Mexican Independence Day is one of the country’s biggest holidays and even made the Huffington Post’s 2014 list of 5 Holidays Bigger Than Cinco de Mayo in Mexico. Today,locals and expats alike gather throughout the nation to celebrate this historic day,which commemorates Mexico’s hard-won 11-year battle for independence,following more than 300-years of Spanish control.
“Mexican Independence Day celebrates the revolutionary cry issued Sept. 16,1810,for Mexico’s freedom from Spain,” writes the Guardian Liberty Voice. “This call to action took place in the town of Dolores when Catholic priest,Miguel Hidalgo y Costilla,encouraged peasants to fight for their rights.”
His revolutionary cry – known as Grito de Dolores – called the people of Mexico to take back their land from the Spanish conquerors,stop racial inequality,defend their religion and end Spanish rule,marking the beginning of a long fight for Mexican independence. Although independence was not achieved until Sept. 27,1821,the date of Hidalgo’s speech is still celebrated as the official Mexican Independence Day. Each year,it is customary for the president to stand on the balcony of the National Palace and recite the Grito de Dolores at 11 p.m. on Sept. 15 to kick off celebrations nationwide. The original bell that was rung in the Dolores church has even been relocated to the palace and placed above the balcony,so it can be rung each year at the beginning of the celebration.
Other states and cities throughout Mexico also hold similar ceremonies to commemorate this important historical event,with fiesta activities including parades,concerts,patriotic programs,marching band performances,feasts and more. City,town and village squares in every state are decorated with flags,flowers and lights in the patriotic colors of red,white and green,while street vendors sell confetti,whistles,horns,a variety of different brightly colored paper-machete objects and toys.
When the clock strikes 11 p.m. on the evening of Sept. 15,crowds across the nation will gather and be silent as the president delivers the Grito de Dolores,ending with the passionate call of “Viva Mexico” and “Viva la independencia!” The crowds return the cry enthusiastically,while filling the air with confetti,streamers and other party favors in showers of green,red and white.

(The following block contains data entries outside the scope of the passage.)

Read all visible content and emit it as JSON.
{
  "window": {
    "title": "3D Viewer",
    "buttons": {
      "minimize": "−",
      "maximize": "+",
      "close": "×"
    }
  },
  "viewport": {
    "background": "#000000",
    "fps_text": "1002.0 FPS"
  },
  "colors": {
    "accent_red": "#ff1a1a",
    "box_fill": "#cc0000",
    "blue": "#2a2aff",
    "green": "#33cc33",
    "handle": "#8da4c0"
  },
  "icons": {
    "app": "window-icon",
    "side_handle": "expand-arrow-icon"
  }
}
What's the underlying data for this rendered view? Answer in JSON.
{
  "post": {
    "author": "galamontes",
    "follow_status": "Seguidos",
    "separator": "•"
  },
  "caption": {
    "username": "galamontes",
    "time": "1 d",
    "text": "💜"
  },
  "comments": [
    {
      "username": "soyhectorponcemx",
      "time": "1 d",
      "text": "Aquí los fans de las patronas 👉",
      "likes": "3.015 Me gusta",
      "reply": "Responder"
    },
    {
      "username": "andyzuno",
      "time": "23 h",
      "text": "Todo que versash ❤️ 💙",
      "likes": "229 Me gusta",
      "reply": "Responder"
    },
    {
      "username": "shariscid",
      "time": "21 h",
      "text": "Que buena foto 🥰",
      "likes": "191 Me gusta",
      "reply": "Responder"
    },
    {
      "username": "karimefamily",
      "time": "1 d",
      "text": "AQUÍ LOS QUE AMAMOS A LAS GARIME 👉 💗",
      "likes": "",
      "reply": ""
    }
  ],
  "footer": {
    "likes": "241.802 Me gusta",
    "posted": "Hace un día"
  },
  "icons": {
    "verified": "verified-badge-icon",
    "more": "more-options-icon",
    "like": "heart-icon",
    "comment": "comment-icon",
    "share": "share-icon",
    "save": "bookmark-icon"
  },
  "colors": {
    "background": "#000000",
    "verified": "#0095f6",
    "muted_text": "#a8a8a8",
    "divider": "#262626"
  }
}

Today,the town of Dolores has been renamed Dolores Hidalgo in honor of the priest who sparked the fight for Mexican independence more than 200 years ago. Statues,monuments and paintings of Hidalgo shown carrying the banner of the Virgin of Guadalupe can also be seen in cities throughout Mexico,including famous examples by Diego Rivera,Jose Clemente Orozco and Juan O’Gorman.
Have you ever experienced a holiday in Mexico? If so,we’d love to hear your story,so please share your experiences with readers in the comments section below today!